On Monday at Cal State Northridge, in the first of three performances in the Music Guild chamber music series, the Alexander String Quartet served up a solid, well-rounded feast of works by the three masters of the quartet form spanning three centuries--Haydn, Beethoven and Bartok. They brought to each composer's work a requisite distinct character.
The San Francisco-based Alexander, formed in 1981, is making a return engagement with the Music Guild, and for good reason. This is a group deep in its element, firm in its stride.
Haydn's Quartet in C, the "Emperor," with its slow movement familiar after-the-fact as the German national anthem, emerged here as a model of gentility. Next up, Bartok's masterful Fourth Quartet--a piece that tends to steal the show when it is this well-played--featured a thoroughly Modernist countenance. The players relished the hushed, coiled enigma of its second movement, the brusque whimsy of its pizzicato adventures, and its overall structural blend of care and abandon.
The Alexander is also well up on Beethoven, having recorded the complete quartets for a nine-CD set last year. Its take on the Quartet in A Minor, Opus 132, was engaging and richly understood. They seemed to comprehend that the heart of the work is the emotional third movement, a hymn to recuperation after one of Beethoven's bouts of illness.
All was not perfectly polished, and there were moments of straying intonation.

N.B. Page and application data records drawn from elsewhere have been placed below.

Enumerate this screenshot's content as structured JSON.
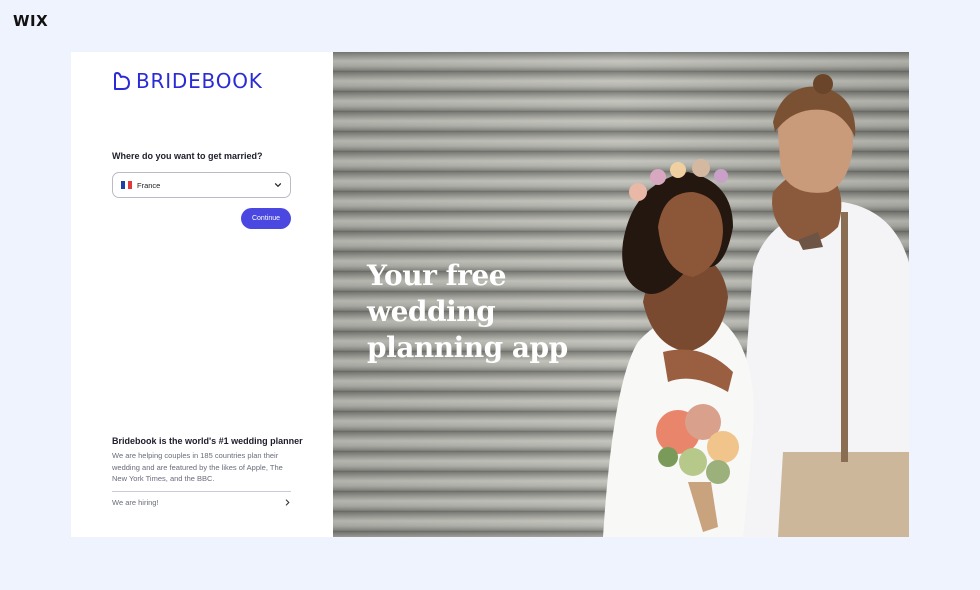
{
  "platform": {
    "logo_text": "WIX"
  },
  "brand": {
    "name": "BRIDEBOOK",
    "accent_color": "#2b2bd6"
  },
  "form": {
    "question": "Where do you want to get married?",
    "country_select": {
      "value": "France",
      "flag_icon": "france-flag-icon"
    },
    "continue_label": "Continue",
    "button_color": "#4a48e0"
  },
  "promo": {
    "title": "Bridebook is the world's #1 wedding planner",
    "text": "We are helping couples in 185 countries plan their wedding and are featured by the likes of Apple, The New York Times, and the BBC.",
    "hiring_label": "We are hiring!"
  },
  "hero": {
    "title_line1": "Your free wedding",
    "title_line2": "planning app"
  }
}
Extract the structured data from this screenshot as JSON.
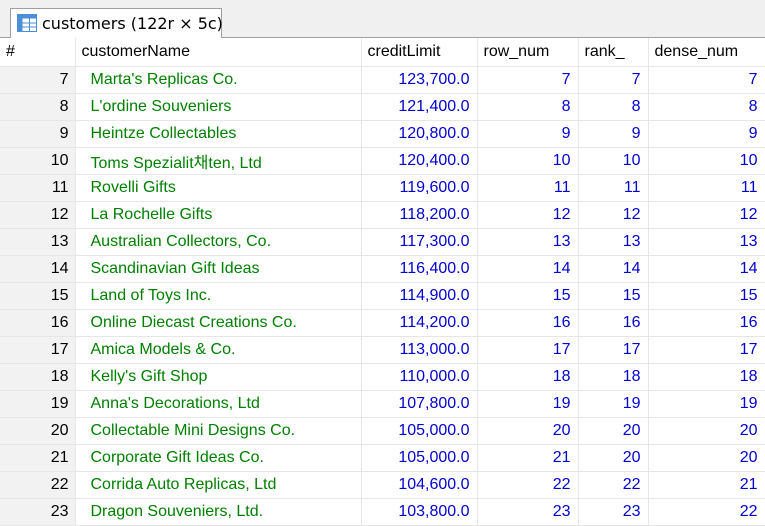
{
  "tab": {
    "title": "customers (122r × 5c)",
    "icon": "table-grid-icon"
  },
  "colors": {
    "name_text": "#008000",
    "number_text": "#0000d0",
    "rownum_bg": "#f2f2f2"
  },
  "columns": [
    "#",
    "customerName",
    "creditLimit",
    "row_num",
    "rank_",
    "dense_num"
  ],
  "rows": [
    [
      "7",
      "Marta's Replicas Co.",
      "123,700.0",
      "7",
      "7",
      "7"
    ],
    [
      "8",
      "L'ordine Souveniers",
      "121,400.0",
      "8",
      "8",
      "8"
    ],
    [
      "9",
      "Heintze Collectables",
      "120,800.0",
      "9",
      "9",
      "9"
    ],
    [
      "10",
      "Toms Spezialit채ten, Ltd",
      "120,400.0",
      "10",
      "10",
      "10"
    ],
    [
      "11",
      "Rovelli Gifts",
      "119,600.0",
      "11",
      "11",
      "11"
    ],
    [
      "12",
      "La Rochelle Gifts",
      "118,200.0",
      "12",
      "12",
      "12"
    ],
    [
      "13",
      "Australian Collectors, Co.",
      "117,300.0",
      "13",
      "13",
      "13"
    ],
    [
      "14",
      "Scandinavian Gift Ideas",
      "116,400.0",
      "14",
      "14",
      "14"
    ],
    [
      "15",
      "Land of Toys Inc.",
      "114,900.0",
      "15",
      "15",
      "15"
    ],
    [
      "16",
      "Online Diecast Creations Co.",
      "114,200.0",
      "16",
      "16",
      "16"
    ],
    [
      "17",
      "Amica Models & Co.",
      "113,000.0",
      "17",
      "17",
      "17"
    ],
    [
      "18",
      "Kelly's Gift Shop",
      "110,000.0",
      "18",
      "18",
      "18"
    ],
    [
      "19",
      "Anna's Decorations, Ltd",
      "107,800.0",
      "19",
      "19",
      "19"
    ],
    [
      "20",
      "Collectable Mini Designs Co.",
      "105,000.0",
      "20",
      "20",
      "20"
    ],
    [
      "21",
      "Corporate Gift Ideas Co.",
      "105,000.0",
      "21",
      "20",
      "20"
    ],
    [
      "22",
      "Corrida Auto Replicas, Ltd",
      "104,600.0",
      "22",
      "22",
      "21"
    ],
    [
      "23",
      "Dragon Souveniers, Ltd.",
      "103,800.0",
      "23",
      "23",
      "22"
    ]
  ]
}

But the group's central strength and clearly focused energy dominated.
* The Alexander String Quartet repeats this program at 8 tonight, Wilshire-Ebell Theatre, 4401 W. 8th St. $5-$22. (310) 552-3030.